[Recorded data]
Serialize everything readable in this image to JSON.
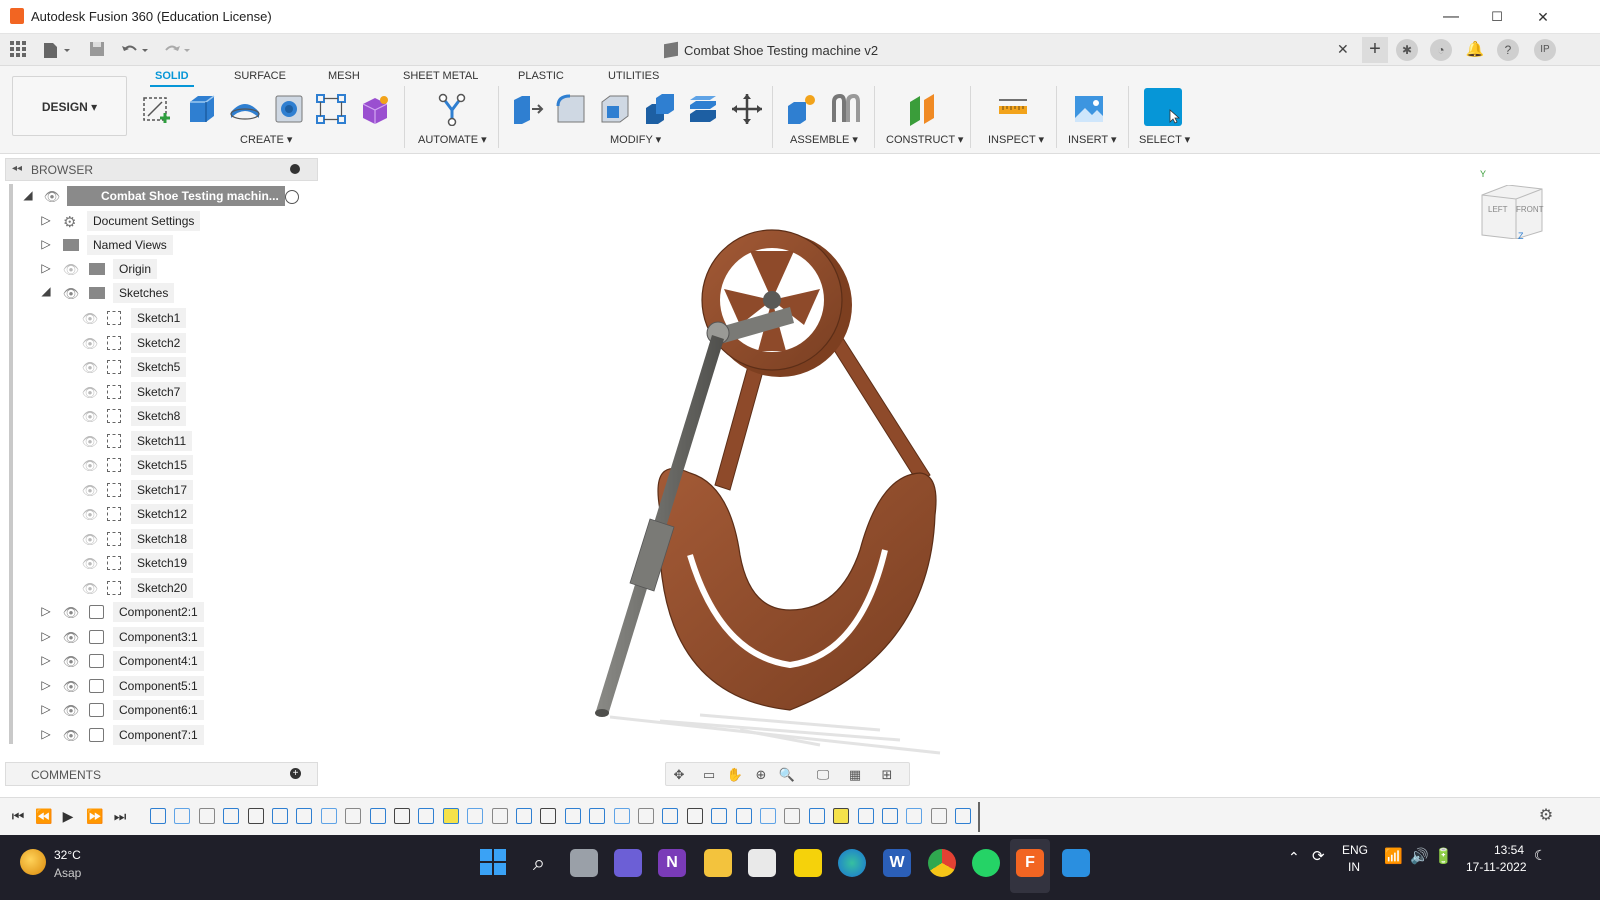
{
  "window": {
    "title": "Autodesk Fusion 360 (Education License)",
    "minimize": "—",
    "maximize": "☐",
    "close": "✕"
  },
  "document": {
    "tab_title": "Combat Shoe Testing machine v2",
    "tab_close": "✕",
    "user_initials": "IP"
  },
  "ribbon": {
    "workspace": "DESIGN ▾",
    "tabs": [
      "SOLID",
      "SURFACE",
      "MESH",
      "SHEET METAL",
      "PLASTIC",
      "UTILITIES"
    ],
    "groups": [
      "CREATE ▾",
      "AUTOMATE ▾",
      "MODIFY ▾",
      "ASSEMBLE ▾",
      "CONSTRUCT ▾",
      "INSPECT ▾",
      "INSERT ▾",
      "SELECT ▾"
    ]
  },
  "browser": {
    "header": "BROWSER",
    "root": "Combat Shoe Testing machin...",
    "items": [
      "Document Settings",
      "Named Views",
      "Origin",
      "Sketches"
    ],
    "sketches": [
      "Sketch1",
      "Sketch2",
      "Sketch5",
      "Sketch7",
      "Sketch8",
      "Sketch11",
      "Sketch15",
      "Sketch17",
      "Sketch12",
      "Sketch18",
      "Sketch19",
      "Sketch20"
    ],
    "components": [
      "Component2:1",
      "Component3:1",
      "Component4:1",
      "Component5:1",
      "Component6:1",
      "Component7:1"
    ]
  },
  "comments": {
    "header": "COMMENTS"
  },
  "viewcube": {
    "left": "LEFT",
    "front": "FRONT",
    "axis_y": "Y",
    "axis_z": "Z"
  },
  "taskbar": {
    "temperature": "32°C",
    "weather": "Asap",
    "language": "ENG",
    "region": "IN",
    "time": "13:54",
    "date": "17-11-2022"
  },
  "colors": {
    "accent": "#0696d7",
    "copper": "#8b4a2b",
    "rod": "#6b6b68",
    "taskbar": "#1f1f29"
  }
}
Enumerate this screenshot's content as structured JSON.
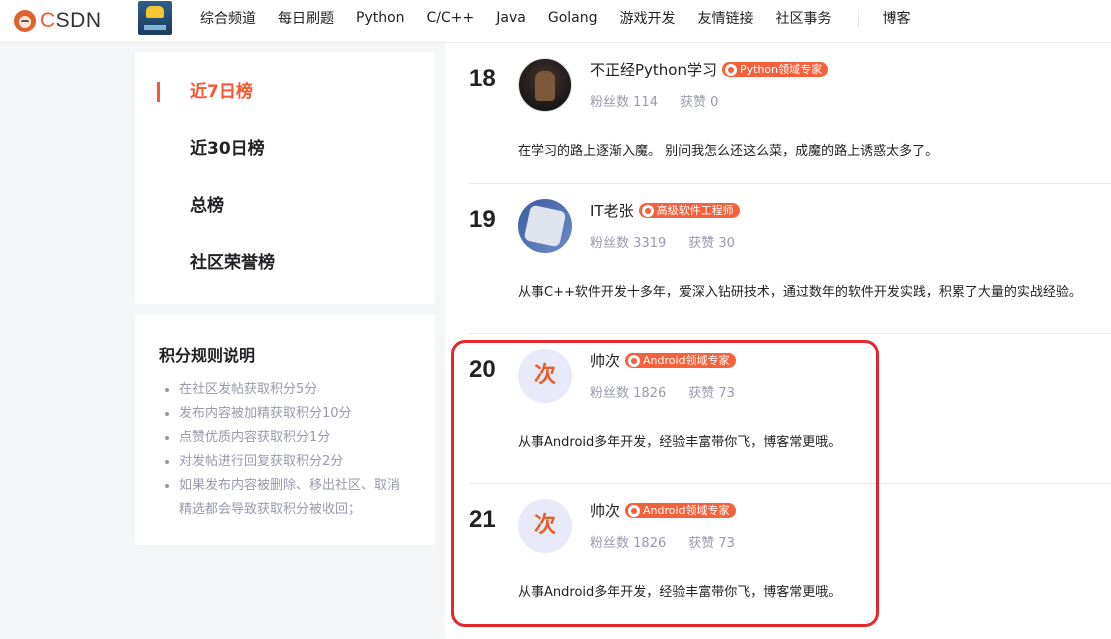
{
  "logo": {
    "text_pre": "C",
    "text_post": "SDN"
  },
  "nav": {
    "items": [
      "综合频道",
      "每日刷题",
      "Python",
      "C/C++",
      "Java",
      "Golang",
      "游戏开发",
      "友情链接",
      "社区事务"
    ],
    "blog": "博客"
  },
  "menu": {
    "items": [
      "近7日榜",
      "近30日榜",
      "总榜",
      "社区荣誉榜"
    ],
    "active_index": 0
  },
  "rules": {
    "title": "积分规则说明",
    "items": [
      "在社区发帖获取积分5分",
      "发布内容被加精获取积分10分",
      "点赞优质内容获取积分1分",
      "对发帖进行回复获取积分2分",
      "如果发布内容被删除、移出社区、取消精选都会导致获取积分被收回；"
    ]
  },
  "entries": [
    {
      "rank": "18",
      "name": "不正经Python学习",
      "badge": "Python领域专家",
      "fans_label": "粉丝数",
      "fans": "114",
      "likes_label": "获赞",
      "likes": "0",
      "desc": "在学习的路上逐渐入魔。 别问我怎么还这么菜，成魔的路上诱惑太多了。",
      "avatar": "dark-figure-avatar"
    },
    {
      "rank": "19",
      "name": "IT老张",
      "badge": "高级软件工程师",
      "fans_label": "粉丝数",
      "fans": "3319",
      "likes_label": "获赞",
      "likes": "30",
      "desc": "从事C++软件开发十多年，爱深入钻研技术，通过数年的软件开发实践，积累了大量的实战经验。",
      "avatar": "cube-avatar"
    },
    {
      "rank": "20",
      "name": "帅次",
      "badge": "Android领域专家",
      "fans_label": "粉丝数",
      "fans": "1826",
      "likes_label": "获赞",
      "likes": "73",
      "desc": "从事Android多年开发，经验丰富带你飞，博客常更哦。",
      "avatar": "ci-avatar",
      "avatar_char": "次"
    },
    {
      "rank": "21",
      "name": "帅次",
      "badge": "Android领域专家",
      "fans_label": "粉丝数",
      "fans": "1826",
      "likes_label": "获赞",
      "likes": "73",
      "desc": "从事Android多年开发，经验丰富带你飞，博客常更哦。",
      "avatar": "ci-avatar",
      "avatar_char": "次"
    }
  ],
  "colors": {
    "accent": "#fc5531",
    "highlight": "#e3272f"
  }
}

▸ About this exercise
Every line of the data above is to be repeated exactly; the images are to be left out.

▸ Exercise response
Serialize everything readable in this image to JSON.
{
  "window": {
    "title": "Autodesk Fusion 360 (Education License)",
    "minimize": "—",
    "maximize": "☐",
    "close": "✕"
  },
  "document": {
    "tab_title": "Combat Shoe Testing machine v2",
    "tab_close": "✕",
    "user_initials": "IP"
  },
  "ribbon": {
    "workspace": "DESIGN ▾",
    "tabs": [
      "SOLID",
      "SURFACE",
      "MESH",
      "SHEET METAL",
      "PLASTIC",
      "UTILITIES"
    ],
    "groups": [
      "CREATE ▾",
      "AUTOMATE ▾",
      "MODIFY ▾",
      "ASSEMBLE ▾",
      "CONSTRUCT ▾",
      "INSPECT ▾",
      "INSERT ▾",
      "SELECT ▾"
    ]
  },
  "browser": {
    "header": "BROWSER",
    "root": "Combat Shoe Testing machin...",
    "items": [
      "Document Settings",
      "Named Views",
      "Origin",
      "Sketches"
    ],
    "sketches": [
      "Sketch1",
      "Sketch2",
      "Sketch5",
      "Sketch7",
      "Sketch8",
      "Sketch11",
      "Sketch15",
      "Sketch17",
      "Sketch12",
      "Sketch18",
      "Sketch19",
      "Sketch20"
    ],
    "components": [
      "Component2:1",
      "Component3:1",
      "Component4:1",
      "Component5:1",
      "Component6:1",
      "Component7:1"
    ]
  },
  "comments": {
    "header": "COMMENTS"
  },
  "viewcube": {
    "left": "LEFT",
    "front": "FRONT",
    "axis_y": "Y",
    "axis_z": "Z"
  },
  "taskbar": {
    "temperature": "32°C",
    "weather": "Asap",
    "language": "ENG",
    "region": "IN",
    "time": "13:54",
    "date": "17-11-2022"
  },
  "colors": {
    "accent": "#0696d7",
    "copper": "#8b4a2b",
    "rod": "#6b6b68",
    "taskbar": "#1f1f29"
  }
}
Enumerate this screenshot's content as structured JSON.
{
  "logo": {
    "text_pre": "C",
    "text_post": "SDN"
  },
  "nav": {
    "items": [
      "综合频道",
      "每日刷题",
      "Python",
      "C/C++",
      "Java",
      "Golang",
      "游戏开发",
      "友情链接",
      "社区事务"
    ],
    "blog": "博客"
  },
  "menu": {
    "items": [
      "近7日榜",
      "近30日榜",
      "总榜",
      "社区荣誉榜"
    ],
    "active_index": 0
  },
  "rules": {
    "title": "积分规则说明",
    "items": [
      "在社区发帖获取积分5分",
      "发布内容被加精获取积分10分",
      "点赞优质内容获取积分1分",
      "对发帖进行回复获取积分2分",
      "如果发布内容被删除、移出社区、取消精选都会导致获取积分被收回；"
    ]
  },
  "entries": [
    {
      "rank": "18",
      "name": "不正经Python学习",
      "badge": "Python领域专家",
      "fans_label": "粉丝数",
      "fans": "114",
      "likes_label": "获赞",
      "likes": "0",
      "desc": "在学习的路上逐渐入魔。 别问我怎么还这么菜，成魔的路上诱惑太多了。",
      "avatar": "dark-figure-avatar"
    },
    {
      "rank": "19",
      "name": "IT老张",
      "badge": "高级软件工程师",
      "fans_label": "粉丝数",
      "fans": "3319",
      "likes_label": "获赞",
      "likes": "30",
      "desc": "从事C++软件开发十多年，爱深入钻研技术，通过数年的软件开发实践，积累了大量的实战经验。",
      "avatar": "cube-avatar"
    },
    {
      "rank": "20",
      "name": "帅次",
      "badge": "Android领域专家",
      "fans_label": "粉丝数",
      "fans": "1826",
      "likes_label": "获赞",
      "likes": "73",
      "desc": "从事Android多年开发，经验丰富带你飞，博客常更哦。",
      "avatar": "ci-avatar",
      "avatar_char": "次"
    },
    {
      "rank": "21",
      "name": "帅次",
      "badge": "Android领域专家",
      "fans_label": "粉丝数",
      "fans": "1826",
      "likes_label": "获赞",
      "likes": "73",
      "desc": "从事Android多年开发，经验丰富带你飞，博客常更哦。",
      "avatar": "ci-avatar",
      "avatar_char": "次"
    }
  ],
  "colors": {
    "accent": "#fc5531",
    "highlight": "#e3272f"
  }
}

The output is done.